[Saved entries]
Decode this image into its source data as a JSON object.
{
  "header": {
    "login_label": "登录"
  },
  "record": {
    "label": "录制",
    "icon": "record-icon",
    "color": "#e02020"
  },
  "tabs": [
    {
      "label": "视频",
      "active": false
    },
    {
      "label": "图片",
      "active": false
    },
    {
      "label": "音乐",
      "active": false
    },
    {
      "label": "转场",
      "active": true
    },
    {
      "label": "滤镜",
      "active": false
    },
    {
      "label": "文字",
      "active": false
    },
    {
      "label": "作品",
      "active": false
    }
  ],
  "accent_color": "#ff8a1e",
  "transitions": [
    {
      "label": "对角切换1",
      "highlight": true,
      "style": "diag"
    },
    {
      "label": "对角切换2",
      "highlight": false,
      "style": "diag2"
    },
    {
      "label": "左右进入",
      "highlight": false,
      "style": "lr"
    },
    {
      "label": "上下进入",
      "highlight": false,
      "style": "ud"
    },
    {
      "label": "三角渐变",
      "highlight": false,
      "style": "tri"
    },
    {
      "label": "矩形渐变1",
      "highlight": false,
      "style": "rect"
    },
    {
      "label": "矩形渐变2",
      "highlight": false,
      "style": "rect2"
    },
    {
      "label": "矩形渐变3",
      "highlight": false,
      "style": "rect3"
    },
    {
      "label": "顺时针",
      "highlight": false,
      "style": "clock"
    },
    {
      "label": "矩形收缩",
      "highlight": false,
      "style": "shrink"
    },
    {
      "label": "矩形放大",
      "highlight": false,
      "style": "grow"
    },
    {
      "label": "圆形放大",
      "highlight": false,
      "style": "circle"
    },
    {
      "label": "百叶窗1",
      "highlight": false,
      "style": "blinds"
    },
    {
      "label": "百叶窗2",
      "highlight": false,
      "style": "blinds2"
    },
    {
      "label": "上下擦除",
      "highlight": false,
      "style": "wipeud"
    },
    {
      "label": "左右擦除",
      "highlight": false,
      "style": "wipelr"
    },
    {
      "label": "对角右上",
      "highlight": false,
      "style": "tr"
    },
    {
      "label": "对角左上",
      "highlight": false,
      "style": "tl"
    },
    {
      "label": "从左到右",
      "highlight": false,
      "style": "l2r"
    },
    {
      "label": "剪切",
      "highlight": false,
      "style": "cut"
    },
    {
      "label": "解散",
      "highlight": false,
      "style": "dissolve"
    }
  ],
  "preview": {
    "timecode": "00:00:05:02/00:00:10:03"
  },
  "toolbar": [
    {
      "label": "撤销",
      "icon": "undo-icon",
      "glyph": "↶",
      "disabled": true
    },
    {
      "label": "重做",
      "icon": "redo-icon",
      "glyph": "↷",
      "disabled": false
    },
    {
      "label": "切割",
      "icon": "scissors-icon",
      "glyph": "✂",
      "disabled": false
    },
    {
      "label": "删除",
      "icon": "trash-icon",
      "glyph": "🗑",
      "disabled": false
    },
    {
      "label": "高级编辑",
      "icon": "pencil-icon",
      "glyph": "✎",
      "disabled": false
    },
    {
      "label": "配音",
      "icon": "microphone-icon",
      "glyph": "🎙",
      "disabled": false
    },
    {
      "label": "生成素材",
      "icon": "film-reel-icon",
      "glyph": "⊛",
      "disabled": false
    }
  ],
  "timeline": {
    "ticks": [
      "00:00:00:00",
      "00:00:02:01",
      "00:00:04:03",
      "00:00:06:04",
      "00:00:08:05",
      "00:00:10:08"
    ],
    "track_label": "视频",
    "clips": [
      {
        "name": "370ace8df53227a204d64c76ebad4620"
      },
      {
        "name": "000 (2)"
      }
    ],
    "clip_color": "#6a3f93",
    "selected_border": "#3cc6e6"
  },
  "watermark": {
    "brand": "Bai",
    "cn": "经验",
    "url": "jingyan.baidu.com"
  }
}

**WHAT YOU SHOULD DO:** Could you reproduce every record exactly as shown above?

**EXERCISE ANSWER:**
Decode this image into its source data as a JSON object.
{
  "header": {
    "login_label": "登录"
  },
  "record": {
    "label": "录制",
    "icon": "record-icon",
    "color": "#e02020"
  },
  "tabs": [
    {
      "label": "视频",
      "active": false
    },
    {
      "label": "图片",
      "active": false
    },
    {
      "label": "音乐",
      "active": false
    },
    {
      "label": "转场",
      "active": true
    },
    {
      "label": "滤镜",
      "active": false
    },
    {
      "label": "文字",
      "active": false
    },
    {
      "label": "作品",
      "active": false
    }
  ],
  "accent_color": "#ff8a1e",
  "transitions": [
    {
      "label": "对角切换1",
      "highlight": true,
      "style": "diag"
    },
    {
      "label": "对角切换2",
      "highlight": false,
      "style": "diag2"
    },
    {
      "label": "左右进入",
      "highlight": false,
      "style": "lr"
    },
    {
      "label": "上下进入",
      "highlight": false,
      "style": "ud"
    },
    {
      "label": "三角渐变",
      "highlight": false,
      "style": "tri"
    },
    {
      "label": "矩形渐变1",
      "highlight": false,
      "style": "rect"
    },
    {
      "label": "矩形渐变2",
      "highlight": false,
      "style": "rect2"
    },
    {
      "label": "矩形渐变3",
      "highlight": false,
      "style": "rect3"
    },
    {
      "label": "顺时针",
      "highlight": false,
      "style": "clock"
    },
    {
      "label": "矩形收缩",
      "highlight": false,
      "style": "shrink"
    },
    {
      "label": "矩形放大",
      "highlight": false,
      "style": "grow"
    },
    {
      "label": "圆形放大",
      "highlight": false,
      "style": "circle"
    },
    {
      "label": "百叶窗1",
      "highlight": false,
      "style": "blinds"
    },
    {
      "label": "百叶窗2",
      "highlight": false,
      "style": "blinds2"
    },
    {
      "label": "上下擦除",
      "highlight": false,
      "style": "wipeud"
    },
    {
      "label": "左右擦除",
      "highlight": false,
      "style": "wipelr"
    },
    {
      "label": "对角右上",
      "highlight": false,
      "style": "tr"
    },
    {
      "label": "对角左上",
      "highlight": false,
      "style": "tl"
    },
    {
      "label": "从左到右",
      "highlight": false,
      "style": "l2r"
    },
    {
      "label": "剪切",
      "highlight": false,
      "style": "cut"
    },
    {
      "label": "解散",
      "highlight": false,
      "style": "dissolve"
    }
  ],
  "preview": {
    "timecode": "00:00:05:02/00:00:10:03"
  },
  "toolbar": [
    {
      "label": "撤销",
      "icon": "undo-icon",
      "glyph": "↶",
      "disabled": true
    },
    {
      "label": "重做",
      "icon": "redo-icon",
      "glyph": "↷",
      "disabled": false
    },
    {
      "label": "切割",
      "icon": "scissors-icon",
      "glyph": "✂",
      "disabled": false
    },
    {
      "label": "删除",
      "icon": "trash-icon",
      "glyph": "🗑",
      "disabled": false
    },
    {
      "label": "高级编辑",
      "icon": "pencil-icon",
      "glyph": "✎",
      "disabled": false
    },
    {
      "label": "配音",
      "icon": "microphone-icon",
      "glyph": "🎙",
      "disabled": false
    },
    {
      "label": "生成素材",
      "icon": "film-reel-icon",
      "glyph": "⊛",
      "disabled": false
    }
  ],
  "timeline": {
    "ticks": [
      "00:00:00:00",
      "00:00:02:01",
      "00:00:04:03",
      "00:00:06:04",
      "00:00:08:05",
      "00:00:10:08"
    ],
    "track_label": "视频",
    "clips": [
      {
        "name": "370ace8df53227a204d64c76ebad4620"
      },
      {
        "name": "000 (2)"
      }
    ],
    "clip_color": "#6a3f93",
    "selected_border": "#3cc6e6"
  },
  "watermark": {
    "brand": "Bai",
    "cn": "经验",
    "url": "jingyan.baidu.com"
  }
}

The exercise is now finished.